Sara: With pleasure! These are all mine, but there are many, many incredible outfits all over the internet by artists from all over the world.

The Finished Dress

Thanks Sara!!

Wearable Art, 'Glam Trash' in Taos, NM

Taos, New Mexico has a well deserved reputation as a free spirited creative community. Last weekend they blocked off streets and created a runway for the 'Glam Trash Fashion Show', a community celebration of wearable art and 'trashion' (trash fashion). My friend in Taos, Sara Basehart, sent me an email today with this cool video of the event, take a look!

Sara has a shop in Taos called Seconds Eco Store. Seconds is our most unique customer: they're a retailer of Escama bags AND they're our un-official repair shop! Missing a zipper? Got a loose thread? Sara and her friends at Seconds Eco have helped us refurbish numerous damaged bags. (Sara is actually in the video, "I'm the one with the horns and the swagger")

If you're looking for ideas for your next 'trashion' creation? Click on the video below. You can also see photos of the event on the Glam Trash Facebook page

California Teen Makes Prom Dress From Soda Tabs

There was a very nice article in today's LA Times about Brie Fainblit, a Palmdale teenager who put her creativity to work to make a prom dress out of pop tops. It's a very sweet story, Brie doesn't have much in the way of money but she has a vision and creativity and this is what matters.
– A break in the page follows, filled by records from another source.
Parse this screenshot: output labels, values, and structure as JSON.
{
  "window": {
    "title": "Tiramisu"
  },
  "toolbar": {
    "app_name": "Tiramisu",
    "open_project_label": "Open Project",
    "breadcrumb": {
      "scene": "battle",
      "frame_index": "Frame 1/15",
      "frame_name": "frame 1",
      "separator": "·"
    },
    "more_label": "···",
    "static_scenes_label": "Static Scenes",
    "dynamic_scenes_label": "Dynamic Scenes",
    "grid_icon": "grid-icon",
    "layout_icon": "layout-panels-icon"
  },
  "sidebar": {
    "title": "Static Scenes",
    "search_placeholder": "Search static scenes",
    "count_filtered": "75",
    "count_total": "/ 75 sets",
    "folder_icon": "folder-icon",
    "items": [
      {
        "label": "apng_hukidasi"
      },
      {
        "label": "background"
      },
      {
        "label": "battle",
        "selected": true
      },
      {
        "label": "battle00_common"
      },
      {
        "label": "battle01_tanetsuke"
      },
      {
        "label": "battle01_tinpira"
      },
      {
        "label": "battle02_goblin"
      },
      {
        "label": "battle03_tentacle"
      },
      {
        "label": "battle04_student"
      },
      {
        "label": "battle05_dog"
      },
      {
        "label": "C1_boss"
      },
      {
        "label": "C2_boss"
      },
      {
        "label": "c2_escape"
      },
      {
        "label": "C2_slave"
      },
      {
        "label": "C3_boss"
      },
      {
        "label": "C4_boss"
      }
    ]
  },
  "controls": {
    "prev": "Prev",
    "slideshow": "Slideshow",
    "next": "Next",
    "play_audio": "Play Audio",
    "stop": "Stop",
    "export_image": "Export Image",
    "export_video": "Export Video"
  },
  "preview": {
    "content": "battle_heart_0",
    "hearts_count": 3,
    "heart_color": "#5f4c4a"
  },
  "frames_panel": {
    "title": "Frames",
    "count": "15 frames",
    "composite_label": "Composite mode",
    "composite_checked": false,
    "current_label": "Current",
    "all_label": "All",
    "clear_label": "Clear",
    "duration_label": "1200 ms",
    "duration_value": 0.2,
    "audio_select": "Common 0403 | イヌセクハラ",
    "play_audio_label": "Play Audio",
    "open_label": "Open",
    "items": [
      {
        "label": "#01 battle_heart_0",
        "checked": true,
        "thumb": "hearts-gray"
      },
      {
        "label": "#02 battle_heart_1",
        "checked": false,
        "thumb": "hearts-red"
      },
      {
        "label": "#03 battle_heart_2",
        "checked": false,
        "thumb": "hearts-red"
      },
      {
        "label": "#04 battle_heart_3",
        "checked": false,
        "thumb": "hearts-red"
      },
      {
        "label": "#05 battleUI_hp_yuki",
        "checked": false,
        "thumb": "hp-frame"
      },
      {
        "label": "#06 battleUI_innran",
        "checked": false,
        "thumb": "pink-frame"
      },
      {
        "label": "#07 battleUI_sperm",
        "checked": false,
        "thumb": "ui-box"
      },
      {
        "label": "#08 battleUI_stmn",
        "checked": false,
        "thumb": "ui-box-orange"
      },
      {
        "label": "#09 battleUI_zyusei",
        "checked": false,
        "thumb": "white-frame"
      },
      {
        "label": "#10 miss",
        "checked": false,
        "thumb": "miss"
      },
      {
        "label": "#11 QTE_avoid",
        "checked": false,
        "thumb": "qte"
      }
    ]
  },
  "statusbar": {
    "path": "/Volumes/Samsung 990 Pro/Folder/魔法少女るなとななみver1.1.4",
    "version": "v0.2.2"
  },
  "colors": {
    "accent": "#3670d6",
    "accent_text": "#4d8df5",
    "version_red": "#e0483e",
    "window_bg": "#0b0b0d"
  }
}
Escama Studio's bags also come from an environment where money is scarce but creativity is abundant. It's from this type of scarcity that brings forth creativity. We hope that Brie's dress is a smash hit at the prom this weekend. And Brie -- if you're out there -- we just wanted to let you know that we've referred a Canadian named Al over to you -- he wants a gig bag for his bass guitar and we hope that he finds you. Send us an message, we'd love to hear from you. Who knows.....maybe we could collaborate!   :-)

Read the LA Times article here.



How to Crochet a Pop Top Purse

For our fans who like to crochet with pop tops here is a beautiful bag tutorial from Creatividades100. Thousands of people around the world are fascinated with the art of crochet with pop tops. In Mexico and Central and South America, pop-top crochet is very popular but we were very surprised to learn that it is also a popular craft in Scandinavia!

Here is a video to make a different kind of pop-top bag, using a flower motif. The video is in Spanish but don't worry, the language of crochet transcends linguistic boundaries. To see more crochet with pop top tutorials, subscribe to the awesome Youtube channel devoted to all types of pop top creations, Creatividades100 . It is THE destination for this type of craft. Have fun!!!!

Brazil Recycled Art: Studio Swine's Mobile Foundry

Here is a design story that recently caught our attention. A London-based design studio called Studio Swine relocated to Brazil for several months and created housewares from discarded and recycled materials. One of the collections called 'Can City' involved creating a 'mobile forge' for smelting recycled aluminum right on the streets of Sao Paulo.

Recycling aluminum in Brazil is carried out (literally) by groups of organized scrap collectors known as Catadores who gather scrap aluminum and then sell it to local recycling centers. It appears that Studio Swine got hooked up with the Catadores to get the raw scrap aluminum for this project which was sponsored by Heineken beer.

A bit of back story: the name Studio Swine has nothing to do with pigs, it stands for 'Super Wide Interdisciplinary New Exploration' and it's world-renowned design collaborative made up Azusa Murakami and Alexander Groves. Having read a few things about Studio Swine online, it looks like a common thread that runs through many of their projects is that they want to create beautifully designed pieces using recycled / cast off materials and they also want to create their tools from scrap (like their mobile forge made from scrap). For crafty types they've offered a few free designs from their website.


Sao Paulo Collection: Image credit Studio Swine